======== Data

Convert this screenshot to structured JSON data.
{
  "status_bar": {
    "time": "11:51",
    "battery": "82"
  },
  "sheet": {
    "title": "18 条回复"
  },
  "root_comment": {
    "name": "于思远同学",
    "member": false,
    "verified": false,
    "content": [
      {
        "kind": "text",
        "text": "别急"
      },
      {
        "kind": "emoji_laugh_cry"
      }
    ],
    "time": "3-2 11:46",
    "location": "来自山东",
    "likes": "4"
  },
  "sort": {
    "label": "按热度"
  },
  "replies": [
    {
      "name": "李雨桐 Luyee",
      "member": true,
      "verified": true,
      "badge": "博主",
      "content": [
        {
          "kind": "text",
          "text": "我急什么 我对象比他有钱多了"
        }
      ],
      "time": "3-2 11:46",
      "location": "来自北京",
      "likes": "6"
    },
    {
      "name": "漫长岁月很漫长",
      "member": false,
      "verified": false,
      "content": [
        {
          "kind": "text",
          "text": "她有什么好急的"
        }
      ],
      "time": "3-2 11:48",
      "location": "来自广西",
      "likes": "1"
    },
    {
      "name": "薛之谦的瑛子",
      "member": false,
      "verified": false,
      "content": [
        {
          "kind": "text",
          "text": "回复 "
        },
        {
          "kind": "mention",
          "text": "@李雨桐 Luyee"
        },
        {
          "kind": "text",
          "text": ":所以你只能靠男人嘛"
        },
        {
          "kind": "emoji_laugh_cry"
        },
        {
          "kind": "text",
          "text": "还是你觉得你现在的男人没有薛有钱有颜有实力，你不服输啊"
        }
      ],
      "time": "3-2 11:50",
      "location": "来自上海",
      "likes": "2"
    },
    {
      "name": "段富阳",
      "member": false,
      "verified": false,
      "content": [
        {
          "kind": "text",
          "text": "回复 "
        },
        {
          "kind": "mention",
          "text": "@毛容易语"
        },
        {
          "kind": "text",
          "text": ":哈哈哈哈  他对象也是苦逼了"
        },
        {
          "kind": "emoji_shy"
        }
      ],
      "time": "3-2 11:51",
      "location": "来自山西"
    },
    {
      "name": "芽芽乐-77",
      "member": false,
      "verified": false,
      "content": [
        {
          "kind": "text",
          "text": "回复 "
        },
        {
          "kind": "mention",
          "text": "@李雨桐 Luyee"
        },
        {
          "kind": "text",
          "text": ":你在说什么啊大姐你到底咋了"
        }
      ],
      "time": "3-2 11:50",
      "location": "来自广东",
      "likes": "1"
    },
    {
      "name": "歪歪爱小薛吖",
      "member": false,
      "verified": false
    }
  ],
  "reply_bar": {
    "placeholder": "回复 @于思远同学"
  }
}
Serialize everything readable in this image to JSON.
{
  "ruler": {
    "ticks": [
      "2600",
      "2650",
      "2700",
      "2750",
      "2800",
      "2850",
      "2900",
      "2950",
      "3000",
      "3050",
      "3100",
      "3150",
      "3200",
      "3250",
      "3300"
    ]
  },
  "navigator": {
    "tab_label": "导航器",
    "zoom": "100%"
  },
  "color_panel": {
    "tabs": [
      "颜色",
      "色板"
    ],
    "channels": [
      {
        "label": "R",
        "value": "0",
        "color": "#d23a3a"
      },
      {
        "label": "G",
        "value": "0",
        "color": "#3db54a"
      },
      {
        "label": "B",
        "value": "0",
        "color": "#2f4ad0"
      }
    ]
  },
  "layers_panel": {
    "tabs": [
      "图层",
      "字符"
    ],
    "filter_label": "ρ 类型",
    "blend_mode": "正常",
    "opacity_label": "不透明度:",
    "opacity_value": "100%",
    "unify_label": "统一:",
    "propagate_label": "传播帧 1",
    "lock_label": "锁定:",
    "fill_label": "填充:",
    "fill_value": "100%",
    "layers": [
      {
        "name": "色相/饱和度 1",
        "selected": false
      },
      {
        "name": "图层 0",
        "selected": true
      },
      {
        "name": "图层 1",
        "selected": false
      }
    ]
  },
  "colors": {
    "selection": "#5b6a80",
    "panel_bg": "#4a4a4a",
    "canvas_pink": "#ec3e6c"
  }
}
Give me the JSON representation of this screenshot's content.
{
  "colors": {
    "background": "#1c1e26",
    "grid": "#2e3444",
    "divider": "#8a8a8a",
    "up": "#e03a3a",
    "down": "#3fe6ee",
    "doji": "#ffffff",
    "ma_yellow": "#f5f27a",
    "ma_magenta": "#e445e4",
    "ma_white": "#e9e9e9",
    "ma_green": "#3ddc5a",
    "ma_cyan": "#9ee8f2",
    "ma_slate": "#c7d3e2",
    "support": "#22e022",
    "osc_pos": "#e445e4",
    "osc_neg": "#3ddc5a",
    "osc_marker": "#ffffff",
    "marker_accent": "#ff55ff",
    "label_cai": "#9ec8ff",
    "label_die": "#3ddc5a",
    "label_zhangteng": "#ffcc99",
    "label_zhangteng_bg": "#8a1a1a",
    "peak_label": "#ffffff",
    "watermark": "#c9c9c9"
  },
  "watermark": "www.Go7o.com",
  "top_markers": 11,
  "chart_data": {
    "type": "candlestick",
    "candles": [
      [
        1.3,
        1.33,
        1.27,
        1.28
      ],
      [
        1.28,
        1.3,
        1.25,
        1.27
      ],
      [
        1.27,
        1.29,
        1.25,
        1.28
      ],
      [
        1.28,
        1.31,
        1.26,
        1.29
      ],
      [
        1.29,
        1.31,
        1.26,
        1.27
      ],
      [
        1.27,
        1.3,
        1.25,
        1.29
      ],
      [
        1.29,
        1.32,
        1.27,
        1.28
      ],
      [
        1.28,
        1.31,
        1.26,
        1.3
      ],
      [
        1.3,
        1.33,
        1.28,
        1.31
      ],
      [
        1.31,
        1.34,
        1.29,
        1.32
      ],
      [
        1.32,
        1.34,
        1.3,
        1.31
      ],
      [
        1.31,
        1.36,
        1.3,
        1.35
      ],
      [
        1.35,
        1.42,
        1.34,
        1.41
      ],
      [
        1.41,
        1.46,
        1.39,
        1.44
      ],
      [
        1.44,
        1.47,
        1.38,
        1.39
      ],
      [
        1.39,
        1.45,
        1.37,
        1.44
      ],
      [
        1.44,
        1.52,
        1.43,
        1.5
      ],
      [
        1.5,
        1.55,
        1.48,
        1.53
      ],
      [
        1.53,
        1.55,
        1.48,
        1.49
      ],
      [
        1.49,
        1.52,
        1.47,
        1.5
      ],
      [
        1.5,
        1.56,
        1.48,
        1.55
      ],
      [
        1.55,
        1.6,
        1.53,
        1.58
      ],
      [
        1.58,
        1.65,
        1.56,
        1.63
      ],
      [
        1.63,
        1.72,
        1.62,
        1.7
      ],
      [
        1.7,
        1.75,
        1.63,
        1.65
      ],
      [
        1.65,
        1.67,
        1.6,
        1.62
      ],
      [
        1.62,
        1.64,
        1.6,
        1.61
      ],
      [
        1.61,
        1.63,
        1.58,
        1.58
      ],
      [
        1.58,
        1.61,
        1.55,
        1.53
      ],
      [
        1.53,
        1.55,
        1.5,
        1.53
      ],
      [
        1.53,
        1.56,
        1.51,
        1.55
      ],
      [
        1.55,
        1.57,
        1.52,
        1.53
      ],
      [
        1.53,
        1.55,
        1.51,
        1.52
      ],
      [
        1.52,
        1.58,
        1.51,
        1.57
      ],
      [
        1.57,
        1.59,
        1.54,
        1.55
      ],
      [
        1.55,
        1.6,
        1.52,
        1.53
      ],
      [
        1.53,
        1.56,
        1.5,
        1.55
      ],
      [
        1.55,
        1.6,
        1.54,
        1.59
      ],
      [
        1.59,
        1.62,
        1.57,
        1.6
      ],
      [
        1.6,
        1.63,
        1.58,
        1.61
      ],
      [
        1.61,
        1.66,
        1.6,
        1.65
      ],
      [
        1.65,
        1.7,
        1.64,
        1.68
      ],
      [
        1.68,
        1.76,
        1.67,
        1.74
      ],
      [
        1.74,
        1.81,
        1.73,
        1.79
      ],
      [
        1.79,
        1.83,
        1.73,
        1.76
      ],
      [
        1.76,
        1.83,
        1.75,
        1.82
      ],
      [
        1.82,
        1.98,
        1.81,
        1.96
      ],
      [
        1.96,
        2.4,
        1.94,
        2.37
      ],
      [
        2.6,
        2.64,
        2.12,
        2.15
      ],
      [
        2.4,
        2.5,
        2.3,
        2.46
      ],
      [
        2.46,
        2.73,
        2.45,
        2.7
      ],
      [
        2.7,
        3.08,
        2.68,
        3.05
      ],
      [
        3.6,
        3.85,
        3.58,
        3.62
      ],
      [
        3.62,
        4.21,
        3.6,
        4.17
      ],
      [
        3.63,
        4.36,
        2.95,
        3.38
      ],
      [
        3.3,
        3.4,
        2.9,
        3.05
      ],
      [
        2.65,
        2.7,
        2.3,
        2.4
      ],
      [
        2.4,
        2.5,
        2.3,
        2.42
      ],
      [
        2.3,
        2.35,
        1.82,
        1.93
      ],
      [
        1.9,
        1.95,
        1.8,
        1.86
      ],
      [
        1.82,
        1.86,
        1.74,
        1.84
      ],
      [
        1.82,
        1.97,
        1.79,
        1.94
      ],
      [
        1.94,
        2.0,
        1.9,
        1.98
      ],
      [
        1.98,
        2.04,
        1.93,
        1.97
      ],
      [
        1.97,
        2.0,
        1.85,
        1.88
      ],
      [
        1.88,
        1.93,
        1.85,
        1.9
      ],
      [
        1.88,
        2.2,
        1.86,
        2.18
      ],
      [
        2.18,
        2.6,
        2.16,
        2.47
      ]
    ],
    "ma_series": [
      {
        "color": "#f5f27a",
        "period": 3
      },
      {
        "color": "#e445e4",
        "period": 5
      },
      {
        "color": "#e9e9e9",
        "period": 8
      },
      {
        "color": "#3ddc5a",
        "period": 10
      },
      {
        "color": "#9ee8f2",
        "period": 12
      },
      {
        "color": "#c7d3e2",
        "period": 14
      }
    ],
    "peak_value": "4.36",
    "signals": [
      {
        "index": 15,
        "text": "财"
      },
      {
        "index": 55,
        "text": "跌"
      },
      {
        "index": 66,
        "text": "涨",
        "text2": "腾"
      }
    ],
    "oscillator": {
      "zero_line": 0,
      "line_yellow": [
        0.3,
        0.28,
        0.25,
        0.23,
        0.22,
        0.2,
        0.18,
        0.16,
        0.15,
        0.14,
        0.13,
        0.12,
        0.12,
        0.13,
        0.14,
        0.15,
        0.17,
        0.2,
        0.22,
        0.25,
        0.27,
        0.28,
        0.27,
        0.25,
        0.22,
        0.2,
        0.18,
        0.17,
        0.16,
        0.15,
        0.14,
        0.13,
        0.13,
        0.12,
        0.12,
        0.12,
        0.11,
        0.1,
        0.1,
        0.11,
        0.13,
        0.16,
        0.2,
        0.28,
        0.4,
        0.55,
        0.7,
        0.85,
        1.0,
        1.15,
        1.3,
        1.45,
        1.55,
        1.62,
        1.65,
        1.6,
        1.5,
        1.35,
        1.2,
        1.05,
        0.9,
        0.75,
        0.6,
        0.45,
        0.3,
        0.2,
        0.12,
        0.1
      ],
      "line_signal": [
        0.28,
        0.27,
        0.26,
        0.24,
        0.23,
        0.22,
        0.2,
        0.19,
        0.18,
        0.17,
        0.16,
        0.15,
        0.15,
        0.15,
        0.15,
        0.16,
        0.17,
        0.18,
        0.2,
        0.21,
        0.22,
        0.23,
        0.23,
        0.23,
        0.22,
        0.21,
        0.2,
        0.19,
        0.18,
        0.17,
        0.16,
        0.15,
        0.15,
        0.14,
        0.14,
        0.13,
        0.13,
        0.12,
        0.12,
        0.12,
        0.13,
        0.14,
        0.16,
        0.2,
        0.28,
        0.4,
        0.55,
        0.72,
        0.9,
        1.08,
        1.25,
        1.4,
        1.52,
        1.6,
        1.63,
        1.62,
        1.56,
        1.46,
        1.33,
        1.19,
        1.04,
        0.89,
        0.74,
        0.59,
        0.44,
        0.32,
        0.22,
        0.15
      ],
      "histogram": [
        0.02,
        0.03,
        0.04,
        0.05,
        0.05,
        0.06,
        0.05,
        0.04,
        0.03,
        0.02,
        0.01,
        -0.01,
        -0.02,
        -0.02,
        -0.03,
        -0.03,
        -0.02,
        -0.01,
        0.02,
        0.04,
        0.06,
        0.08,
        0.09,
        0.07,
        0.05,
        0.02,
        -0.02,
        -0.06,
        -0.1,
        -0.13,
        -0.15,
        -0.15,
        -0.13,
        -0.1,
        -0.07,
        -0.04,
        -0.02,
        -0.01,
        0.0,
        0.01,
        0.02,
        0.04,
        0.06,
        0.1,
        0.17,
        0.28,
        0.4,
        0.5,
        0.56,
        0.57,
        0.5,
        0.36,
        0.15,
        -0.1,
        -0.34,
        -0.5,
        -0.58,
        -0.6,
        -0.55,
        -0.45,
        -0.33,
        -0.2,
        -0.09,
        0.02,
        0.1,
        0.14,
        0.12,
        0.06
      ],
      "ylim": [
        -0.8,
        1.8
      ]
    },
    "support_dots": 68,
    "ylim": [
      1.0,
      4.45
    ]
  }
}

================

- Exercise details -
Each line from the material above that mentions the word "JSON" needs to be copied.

- Solution -
Convert this screenshot to structured JSON data.
Serialize everything readable in this image to JSON.
Give me the JSON representation of this screenshot's content.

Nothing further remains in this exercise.